Jazz has emerged as the lost music of the 20th century. It has been out of the mainstream since the late 1960s. It requires more musicianship, more musicians, and more study than any other genre, which sucks, cause as musicians people are taking more shortcuts than ever. There are no shortcuts in jazz, not in studying it, playing it, or listening to it. Those of us who follow jazz might as well be anthropologists, examining the past and looking for dusty, forgotten relics that are worth their weight in aural gold.
The release of Austin Peralta’s Endless Planets on the Brainfeeder branch of Ninja Tune records comes as somewhat of a shock. Ninja Tune, known for its forays in jazz with releases from Cinematic Orchestra, Jaga Jazzist, and 9 Lazy 9 has allowed Brainfeeder to release a little known solo jazz pianist into the wild.
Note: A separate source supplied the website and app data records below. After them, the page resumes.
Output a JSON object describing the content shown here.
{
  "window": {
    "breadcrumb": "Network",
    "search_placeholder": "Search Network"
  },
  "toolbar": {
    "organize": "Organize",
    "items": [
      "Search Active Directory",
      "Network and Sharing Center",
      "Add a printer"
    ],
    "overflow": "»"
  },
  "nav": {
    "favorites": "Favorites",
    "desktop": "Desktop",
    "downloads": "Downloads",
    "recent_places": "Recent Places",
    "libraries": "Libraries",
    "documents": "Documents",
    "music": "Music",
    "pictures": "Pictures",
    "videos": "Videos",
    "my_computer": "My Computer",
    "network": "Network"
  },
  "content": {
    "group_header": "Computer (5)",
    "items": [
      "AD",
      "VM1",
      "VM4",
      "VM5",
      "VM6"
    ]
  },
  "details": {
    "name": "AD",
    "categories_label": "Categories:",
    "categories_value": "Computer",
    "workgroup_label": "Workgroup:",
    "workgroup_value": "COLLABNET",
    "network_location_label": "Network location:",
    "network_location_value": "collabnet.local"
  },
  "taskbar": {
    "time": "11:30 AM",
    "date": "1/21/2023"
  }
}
Then again, Peralta has already been in the wild. Still below drinking age, he has played with some of the greats (Chick Corea and Hank Jones), toured internationally at 16, and already played jazz festivals in Tokyo and Java. Outside of the jazz world, he has collaborated with greats like Flying Lotus and Erykah Badu. Youthful talent can be kickstarted by a day in the spotlight and a little bit of faith.
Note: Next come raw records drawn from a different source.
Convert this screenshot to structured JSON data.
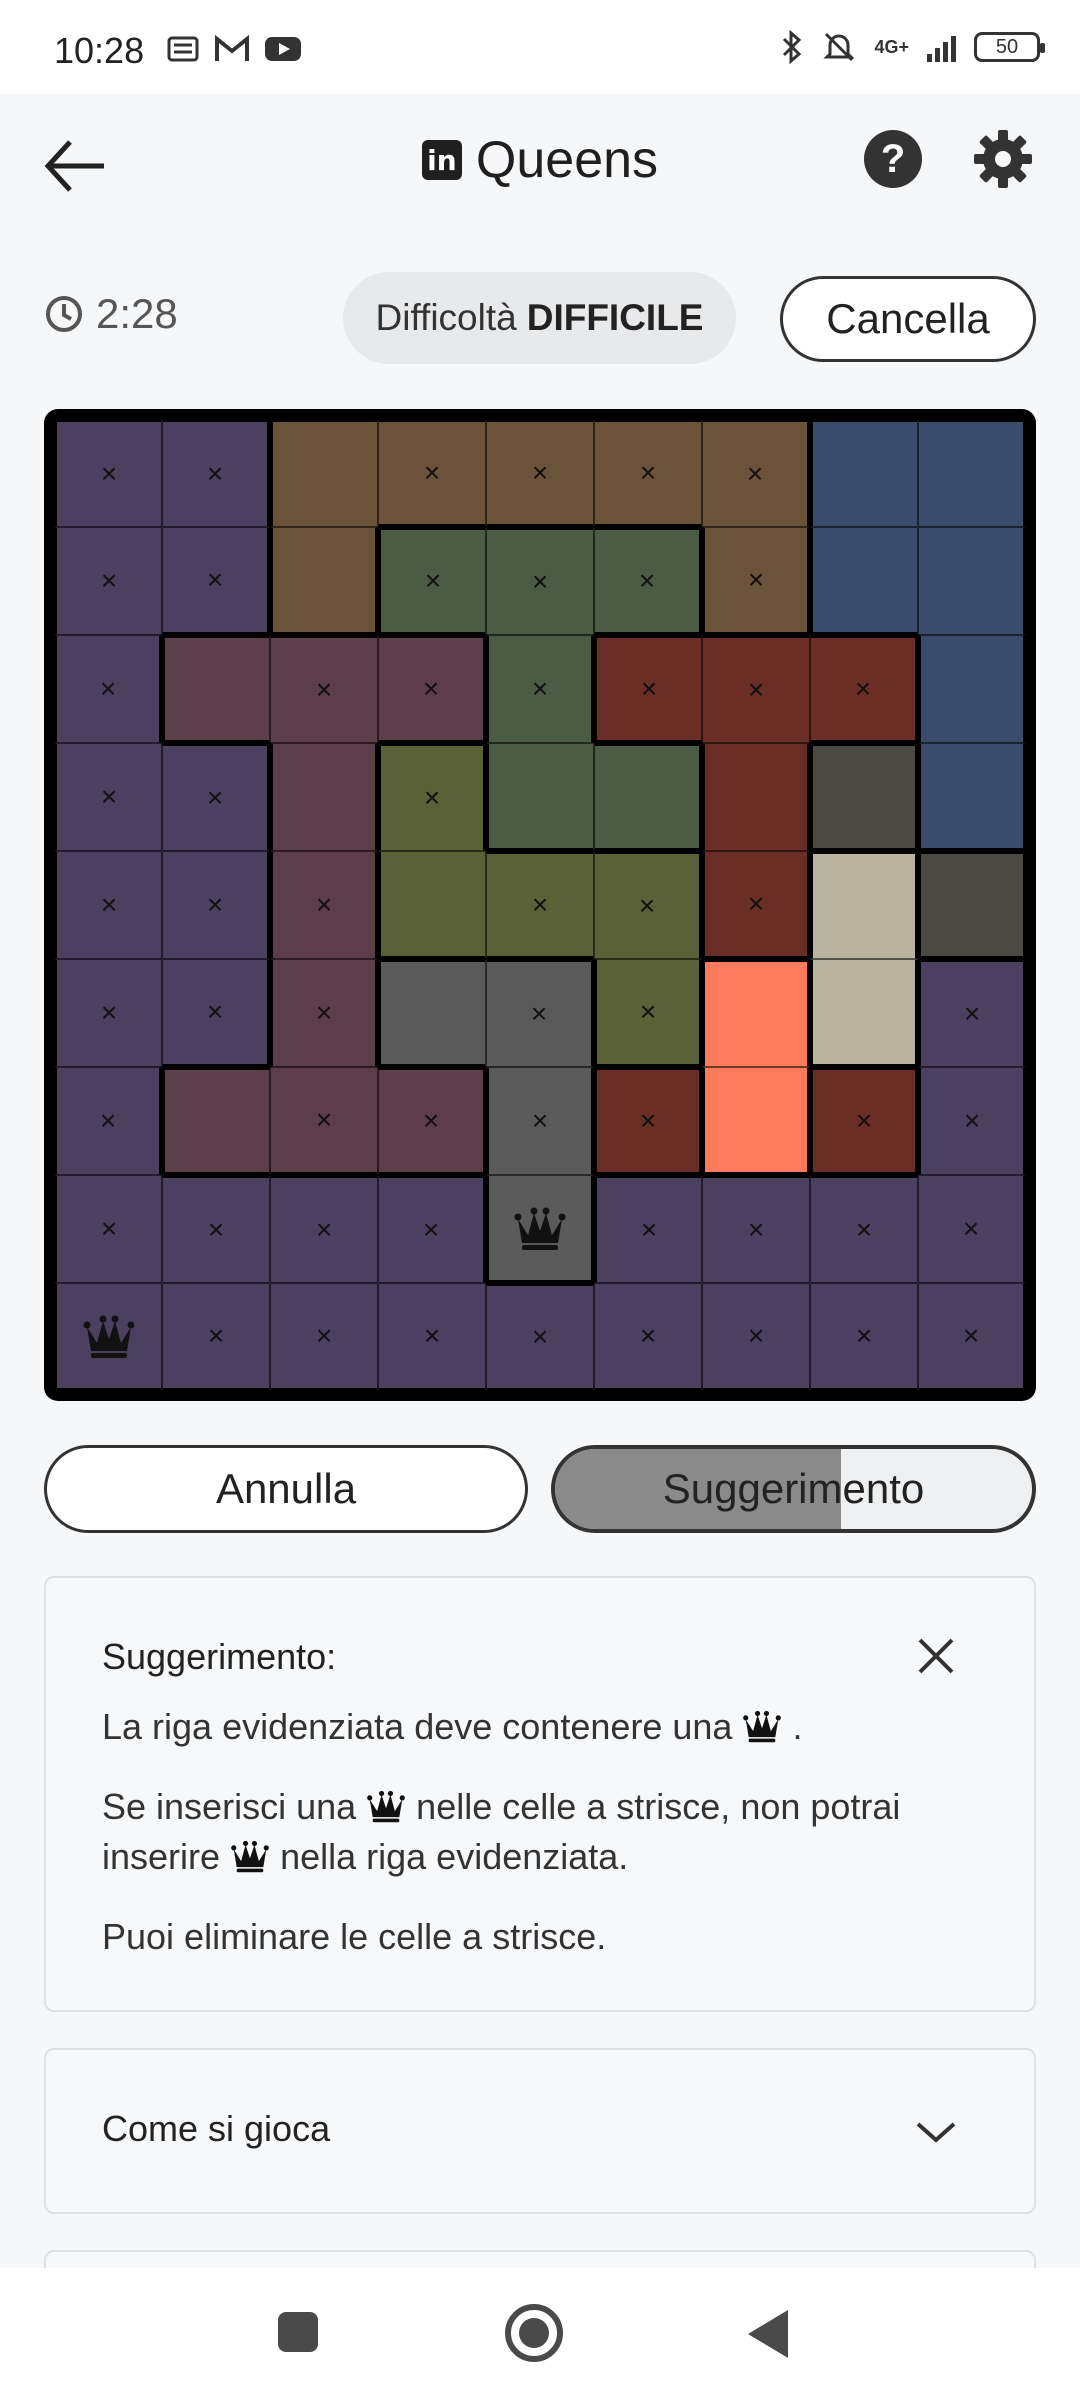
{
  "status_bar": {
    "time": "10:28",
    "left_icons": [
      "sim-card-icon",
      "gmail-icon",
      "youtube-icon"
    ],
    "right_icons": [
      "bluetooth-icon",
      "mute-icon",
      "network-4g-icon",
      "signal-icon"
    ],
    "network": "4G+",
    "battery": "50"
  },
  "header": {
    "title": "Queens",
    "logo_text": "in",
    "back_icon": "arrow-left-icon",
    "help_icon": "question-mark-icon",
    "settings_icon": "gear-icon"
  },
  "info": {
    "timer": "2:28",
    "difficulty_label": "Difficoltà",
    "difficulty_value": "DIFFICILE",
    "cancel_label": "Cancella"
  },
  "board": {
    "size": 9,
    "colors": {
      "A": "#4b4060",
      "B": "#6b5339",
      "C": "#3b4b6b",
      "D": "#5c3d4a",
      "E": "#4a5c43",
      "F": "#6a2e26",
      "G": "#5b6137",
      "H": "#4a4842",
      "I": "#5a5a5a",
      "J": "#b9b3a0",
      "K": "#ff7b5e"
    },
    "regions": [
      "AABBBBBCC",
      "AABEEEBCC",
      "ADDDEFFFC",
      "AADGEEFHC",
      "AADGGGFJH",
      "AADIIGKJA",
      "ADDDIFKFA",
      "AAAAIAAAA",
      "AAAAAAAAA"
    ],
    "cells": [
      "xx.xxxx..",
      "xx.xxxx..",
      "x.xxxxxx.",
      "xx.x.....",
      "xxx.xxxS.",
      "xxx.xx..x",
      "x.xxxxSxx",
      "xxxxQxxxx",
      "Qxxxxxxxx"
    ]
  },
  "actions": {
    "undo_label": "Annulla",
    "hint_label": "Suggerimento",
    "hint_progress": 0.6
  },
  "hint_card": {
    "title": "Suggerimento:",
    "close_icon": "close-icon",
    "line1_a": "La riga evidenziata deve contenere una",
    "line1_b": ".",
    "line2_a": "Se inserisci una",
    "line2_b": "nelle celle a strisce, non potrai inserire",
    "line2_c": "nella riga evidenziata.",
    "line3": "Puoi eliminare le celle a strisce."
  },
  "how_to_play": {
    "title": "Come si gioca",
    "chevron_icon": "chevron-down-icon"
  },
  "nav_bar": {
    "icons": [
      "recents-square-icon",
      "home-circle-icon",
      "back-triangle-icon"
    ]
  }
}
Released in February 2011, Endless Planets lacks the clumsiness or convention of a young musician. It touches on fifty years of jazz history with aplomb. Make no mistake: This is heavy music. Capricornus is an exercise of 60s free jazz, the jamming freedom tempered down for the record but bursting at the seams. Ode to Love allows the rest of his band to take the spotlight with multiple solos for the sax players. The 13 minute epic Algiers feels in place with the African rhythms of jazz that were popularized by Yusef Lateef and Randy Weston. The melodies careen across a thumping bassline, staccato piano notes tugging against seductive sax lines. The record fades into a blissful digital bubble bath provided by Strangeloop and the Cinematic Orchestra, electronic water to cool you off from forty minutes of fire.
If anything, this record is the sign of the times. Jazz is back and young again. Count us in the revolution.